Sornette vs. Taleb Diametrically Opposite Approaches to Risk & Predictability.
10 minutes into the talk I vaguely have any idea what Sornette is talking about, but his June 2013 TED talk (embedded below) is easier to understand.
At 20 minutes into the debate, he mentions how the market can be analyzed as a physical system, versus a statistical system, governed by a type of power law.
This approach of reducing markets to physical systems endowed with ‘laws’ and parameters, analogous to Newton’s laws of motion, is attempted in the Chart to Scalar market formulation which establishes a relationship between the geometry of the stock market and the volume of the buy and sell orders, the later which has a statistical property that can be used for option pricing and analyzing high frequency trading.
This is one of the better TED talks because it’s actionable (you can make lots of money predicting the direction of the markets) and rigorous, compared to the typical TED talk that tends to be vague yet too didactic.
But Taleb and Sornette both ‘wrong’ in that Taleb’s method for profiting from Black Swans no longer works* and Sornette’s 2013 TED video, in which he predicts an imminent stock market crash due to some ‘power law’, is also wrong because two years later the stock market has continued to rally.

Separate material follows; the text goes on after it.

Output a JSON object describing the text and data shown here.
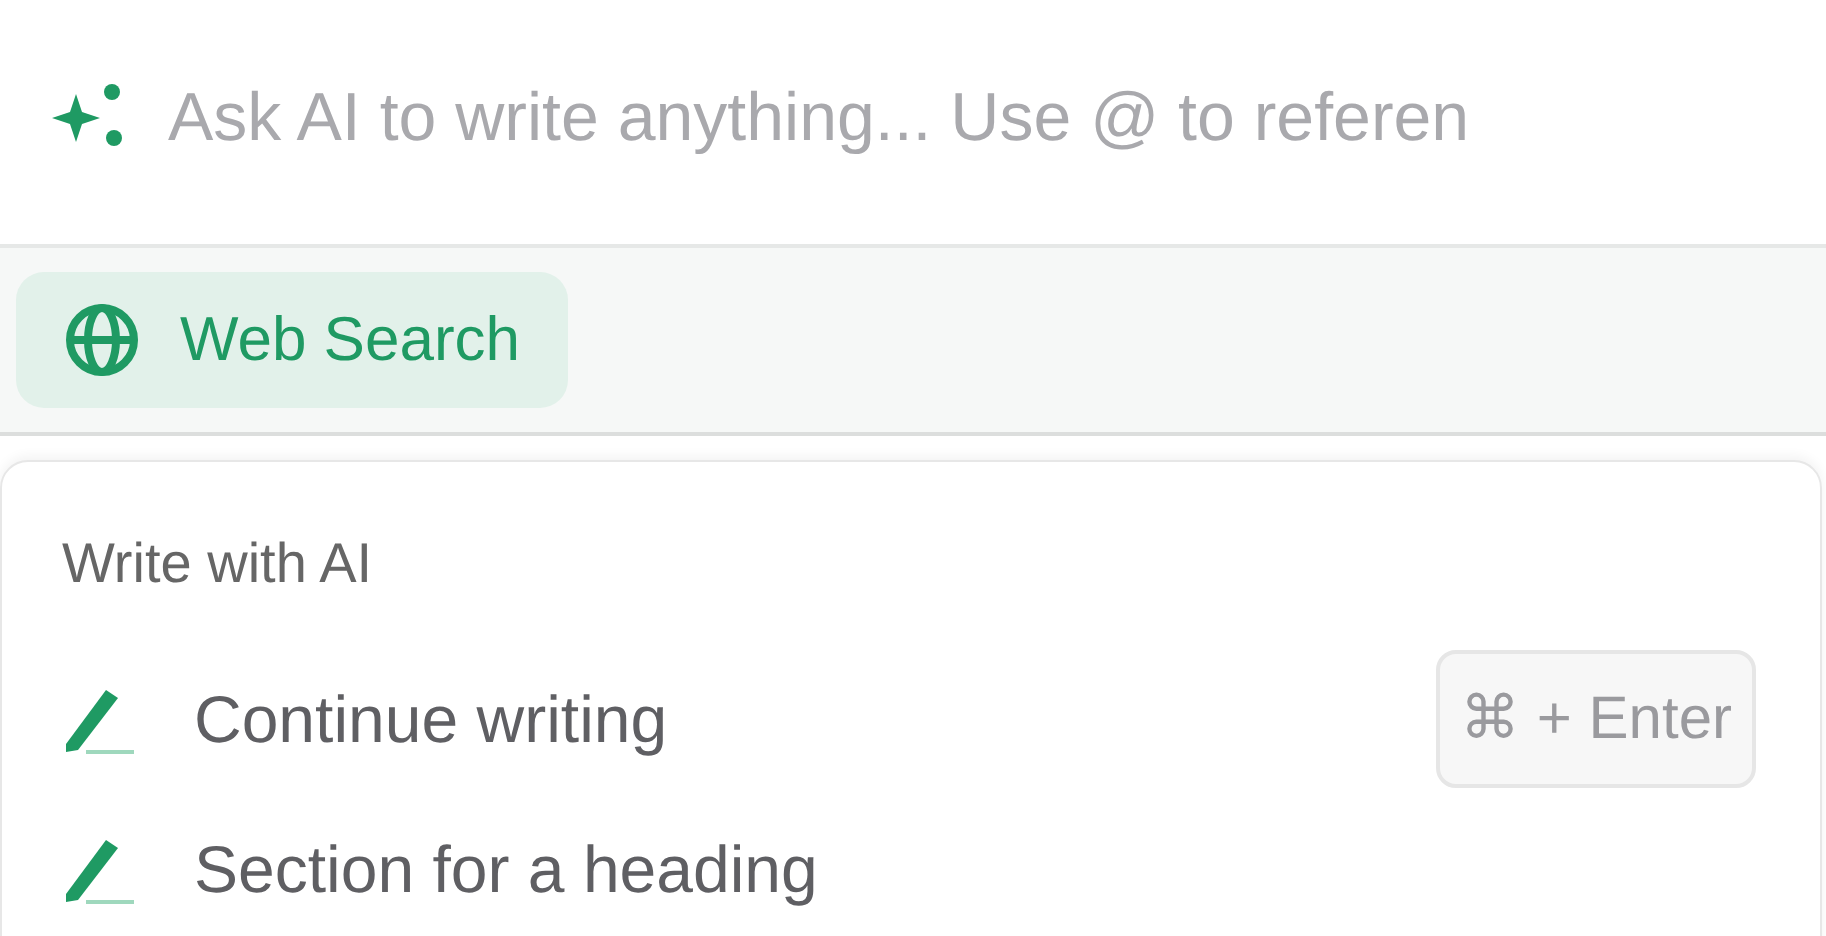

The problem is you can have these great ideas, but ideas alone won’t make you money, and in the financial markets success is ultimately measured by money. Stock market indexes tend to be very efficient, much more so than individual stocks, which limits the effectiveness of mathematical models at predicting its motion versus, say, predicting the trajectory of a thrown ball after it leaves your hand.
* Taleb’s strategy – which involves investing 90% of one’s assets in extremely safe instruments, such as treasury bills, with the remaining 10% being used to make diversified, speculative bets that have massive payoff potential – works best during periods of high inflation for three reasons: High interest rates makes put options cheaper in accordance to the Black Scholes option pricing formula, stocks crashes have historically occurred during periods of high interest rates (2000, 1987, 1998, 2007, etc), and a high interest rate helps finance the trader’s bankroll for when the market doesn’t crash, which is most of the time. With interest rates still at zero, this strategy is much less effective. 30-year bonds pay more, but are very volatile. Foreign and corporate bonds are also quite volatile and far from risk free.